The Alaska Senate passed a bill Thursday that would allow concealed weapons on University of Alaska campuses, including in dorm rooms.

The bill’s sponsor, Senator Pete Kelly, said Senate Bill 174 recognized a conflict that begged to be resolved between students’ right to carry concealed weapons and the university’s current policy.

“The policy of the University of Alaska is to say, OK, concealed carry is available to the rest of the state, but not on our campus,” he said. “And for them to do that, they do it in a manner to achieve, they have said, the safety, it’s a safety issue with them. But of course we have seen that declaring an area a gun free zone and achieving safety are not connected in any way.”

Minority Leader Sen. Berta Gardner urged colleagues not to adopt the bill, which has received strong opposition from students and the University of Alaska’s board of regents, citing an opinion delivered by the late Supreme Court Justice Antonin Scalia in which he cited sensitive areas like school and government buildings in which concealed weapons prohibitions have been upheld, despite the second Amendment.

“The University of Alaska’s a government building, it’s also a school,” said Gardner. “The Alaska State Capitol is a government building, why do we think it’s incumbent on us not to allow the board of regents to regulate their buildings in the same way our own?”

In an interview after the vote, Sen. Kelly said allowing guns into the capitol building could be a next step.

“I wouldn’t doubt that you’ll see some bills in the future on different areas, that’s not necessarily going to come from me, it’s possible,” said Kelly, who said his bill could only address “one thing at a time.”

“Whether there’s irony or hypocrisy that’s irrelevant. The fact is, is that the university was in conflict with our statutes and our constitution, and one at a time we take back that ground,” said Kelly.

Callie Conerton, student body president with the University of Alaska Southeast campus, said she’s disappointed by the Senate’s vote.

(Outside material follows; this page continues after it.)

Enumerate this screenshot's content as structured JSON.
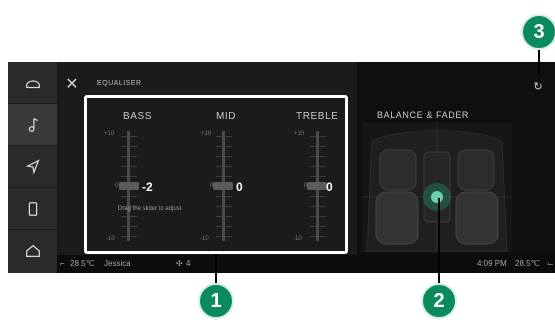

“I’m hoping that we have a strong support in the House against the bill,” said Conerton, who said she personally will feel less safe on campus knowing that people around her could be carrying a gun.

“If they feel like someone did something to them wrong they can pull it out and it’s right there, it’s at their access. They might not think that they’re going to use it in that way,” Conerton said. “The escalation is very quick on different college campuses, like it is on the Senate floor, escalation happens very quickly, and we don’t want to see that guns being really easily accessible.”

SB 174 passed the senate with a vote of 13 to 5. A senior state lobbyist for the National Rifle Association is in Juneau this week and was present at the Senate floor session.

If the bill becomes law, Alaska would become the tenth state to allow concealed carry on campuses, among Arkansas, Colorado, Idaho, Kansas, Mississippi, Oregon, Texas, Utah and Wisconsin.